countless levels towering overhead. The glow she had seen before emanated from within, shining out through windows and doorways scattered all across the imposing structure’s surfaces. Oshiga led her to a large portal made from a matching pair of shells. It fanned open like the angel’s own wings and covered the entrance. The twin valves parted before the archon, and Eirwyn followed him into a long hallway beyond. The shells sealed themselves shut once they had passed them, leaving both standing

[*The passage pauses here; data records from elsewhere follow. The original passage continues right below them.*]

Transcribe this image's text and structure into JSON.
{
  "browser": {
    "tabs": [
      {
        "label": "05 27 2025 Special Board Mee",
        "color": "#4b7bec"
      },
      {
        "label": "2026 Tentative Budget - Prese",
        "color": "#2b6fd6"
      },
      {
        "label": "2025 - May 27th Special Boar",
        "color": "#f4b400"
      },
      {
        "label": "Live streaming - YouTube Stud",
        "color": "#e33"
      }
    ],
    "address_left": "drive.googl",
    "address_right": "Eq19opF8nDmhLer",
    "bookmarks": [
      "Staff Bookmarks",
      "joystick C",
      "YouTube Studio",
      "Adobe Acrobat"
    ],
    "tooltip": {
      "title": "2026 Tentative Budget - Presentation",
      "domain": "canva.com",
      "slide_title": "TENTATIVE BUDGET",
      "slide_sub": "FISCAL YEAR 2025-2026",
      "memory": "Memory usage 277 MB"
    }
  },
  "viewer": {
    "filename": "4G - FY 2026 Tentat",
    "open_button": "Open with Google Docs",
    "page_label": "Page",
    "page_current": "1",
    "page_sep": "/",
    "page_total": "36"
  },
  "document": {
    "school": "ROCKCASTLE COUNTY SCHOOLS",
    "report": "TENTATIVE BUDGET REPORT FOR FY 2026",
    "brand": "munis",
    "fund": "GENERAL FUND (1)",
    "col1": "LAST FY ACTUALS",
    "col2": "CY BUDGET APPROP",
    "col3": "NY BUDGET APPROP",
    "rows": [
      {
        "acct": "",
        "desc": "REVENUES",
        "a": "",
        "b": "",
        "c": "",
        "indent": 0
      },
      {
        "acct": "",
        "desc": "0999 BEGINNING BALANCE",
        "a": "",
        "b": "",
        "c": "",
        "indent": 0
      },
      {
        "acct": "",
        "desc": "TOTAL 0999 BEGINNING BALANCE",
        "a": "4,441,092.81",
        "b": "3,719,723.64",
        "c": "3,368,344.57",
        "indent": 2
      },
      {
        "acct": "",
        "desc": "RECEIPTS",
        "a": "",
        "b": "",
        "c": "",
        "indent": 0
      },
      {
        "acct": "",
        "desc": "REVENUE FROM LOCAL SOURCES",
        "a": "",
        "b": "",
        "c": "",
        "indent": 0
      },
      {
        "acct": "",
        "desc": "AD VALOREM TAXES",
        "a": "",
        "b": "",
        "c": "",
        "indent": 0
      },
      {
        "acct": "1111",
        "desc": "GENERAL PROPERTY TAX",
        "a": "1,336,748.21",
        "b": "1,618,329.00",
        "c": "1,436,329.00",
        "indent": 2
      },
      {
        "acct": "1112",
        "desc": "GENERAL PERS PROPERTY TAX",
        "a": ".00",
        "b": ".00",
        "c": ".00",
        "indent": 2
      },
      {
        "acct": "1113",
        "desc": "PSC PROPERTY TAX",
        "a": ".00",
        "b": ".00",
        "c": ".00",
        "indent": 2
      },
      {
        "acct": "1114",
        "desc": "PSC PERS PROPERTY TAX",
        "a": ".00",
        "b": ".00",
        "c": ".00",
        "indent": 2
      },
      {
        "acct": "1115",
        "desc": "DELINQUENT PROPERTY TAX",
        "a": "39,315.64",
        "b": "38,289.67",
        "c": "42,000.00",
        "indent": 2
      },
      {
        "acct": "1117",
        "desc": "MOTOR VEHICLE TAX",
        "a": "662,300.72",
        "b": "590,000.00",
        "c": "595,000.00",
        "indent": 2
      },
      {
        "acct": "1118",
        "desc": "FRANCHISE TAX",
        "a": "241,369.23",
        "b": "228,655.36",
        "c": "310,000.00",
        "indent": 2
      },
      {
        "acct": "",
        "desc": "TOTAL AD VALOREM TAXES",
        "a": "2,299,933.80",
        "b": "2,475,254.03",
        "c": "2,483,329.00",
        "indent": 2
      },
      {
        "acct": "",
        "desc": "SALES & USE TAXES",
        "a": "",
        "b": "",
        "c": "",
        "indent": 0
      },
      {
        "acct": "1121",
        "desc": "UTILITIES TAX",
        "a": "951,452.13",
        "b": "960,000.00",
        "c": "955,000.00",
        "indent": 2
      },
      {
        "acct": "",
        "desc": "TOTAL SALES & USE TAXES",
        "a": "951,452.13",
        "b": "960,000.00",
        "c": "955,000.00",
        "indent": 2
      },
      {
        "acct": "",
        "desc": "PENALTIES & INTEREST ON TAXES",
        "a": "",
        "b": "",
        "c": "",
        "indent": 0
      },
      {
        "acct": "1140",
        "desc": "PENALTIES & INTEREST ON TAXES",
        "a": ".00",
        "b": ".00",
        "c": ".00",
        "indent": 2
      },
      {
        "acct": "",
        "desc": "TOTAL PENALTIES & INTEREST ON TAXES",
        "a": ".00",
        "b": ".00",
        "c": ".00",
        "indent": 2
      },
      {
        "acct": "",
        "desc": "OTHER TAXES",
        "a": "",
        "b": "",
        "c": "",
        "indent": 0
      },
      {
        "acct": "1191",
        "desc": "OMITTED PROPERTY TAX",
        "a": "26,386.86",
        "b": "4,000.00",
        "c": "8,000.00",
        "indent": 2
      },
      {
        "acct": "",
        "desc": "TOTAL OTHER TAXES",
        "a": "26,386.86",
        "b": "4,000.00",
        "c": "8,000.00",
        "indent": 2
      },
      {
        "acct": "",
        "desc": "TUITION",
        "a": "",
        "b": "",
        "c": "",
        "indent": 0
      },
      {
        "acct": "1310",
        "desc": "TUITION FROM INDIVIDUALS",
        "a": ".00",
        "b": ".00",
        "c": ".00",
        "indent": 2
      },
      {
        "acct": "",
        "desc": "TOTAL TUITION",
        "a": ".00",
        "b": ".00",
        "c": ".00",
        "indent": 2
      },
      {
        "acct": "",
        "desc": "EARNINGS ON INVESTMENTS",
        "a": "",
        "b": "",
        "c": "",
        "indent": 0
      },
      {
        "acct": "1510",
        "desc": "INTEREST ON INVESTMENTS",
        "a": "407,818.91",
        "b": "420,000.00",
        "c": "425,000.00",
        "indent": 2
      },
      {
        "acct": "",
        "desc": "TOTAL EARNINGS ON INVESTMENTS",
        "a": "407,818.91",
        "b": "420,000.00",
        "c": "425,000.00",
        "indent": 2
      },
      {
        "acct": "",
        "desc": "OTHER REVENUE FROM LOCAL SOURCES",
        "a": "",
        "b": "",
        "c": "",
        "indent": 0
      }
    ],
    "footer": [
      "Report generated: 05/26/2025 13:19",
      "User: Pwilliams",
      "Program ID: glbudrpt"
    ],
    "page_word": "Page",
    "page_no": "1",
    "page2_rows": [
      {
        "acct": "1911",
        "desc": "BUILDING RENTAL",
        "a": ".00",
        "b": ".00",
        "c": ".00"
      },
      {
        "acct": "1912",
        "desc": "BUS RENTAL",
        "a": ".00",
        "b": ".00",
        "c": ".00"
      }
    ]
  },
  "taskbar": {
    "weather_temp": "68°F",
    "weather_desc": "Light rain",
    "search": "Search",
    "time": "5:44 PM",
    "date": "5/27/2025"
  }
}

twisted centaur, but with draconic, rather than equine, qualities. The abomination that had been Micus and Myshik staggered forward another step, two human and two draconic legs struggling to work in concert. The thing spun in place as Micus stared down at himself, his mouth agape and his eyes haunted. Two sets of wings, one pair bluish and leathery, the other covered in pure white feathers, fluttered against his flanks. One moment they folded tightly against the horror’s body, the next they
clenched her eyes shut in joy. She felt herself crying as she hugged her old companion and occasional lover tightly. “It is you,” she said. “Thank the Abyss.” “I’d rather not,” Pharaun replied. “It would be quite the good thing if I never heard mention of it again, in fact.” Aliisza almost laughed. We did it, she thought. We managed to bring him back. For a moment, she just sat there and hugged the man. It’s really him. Then a quiet cough from Tauran reminded her of the dire circumstances
knee to Tyr afterward?” “Eirwyn, I—” Garin began, but the elder angel cut him off. “Or is it, perhaps, a more base prejudice, born of the fact that I chose the wrong deity to follow in the first place? Am I guilty merely by association?” Garin remained silent. Instead, his eyes widened as he peered at something over her shoulder, in the courtyard beyond their crude shelter. Eirwyn spun, expecting to see more of the armored knights rising from the grave, ready to do battle with the intruders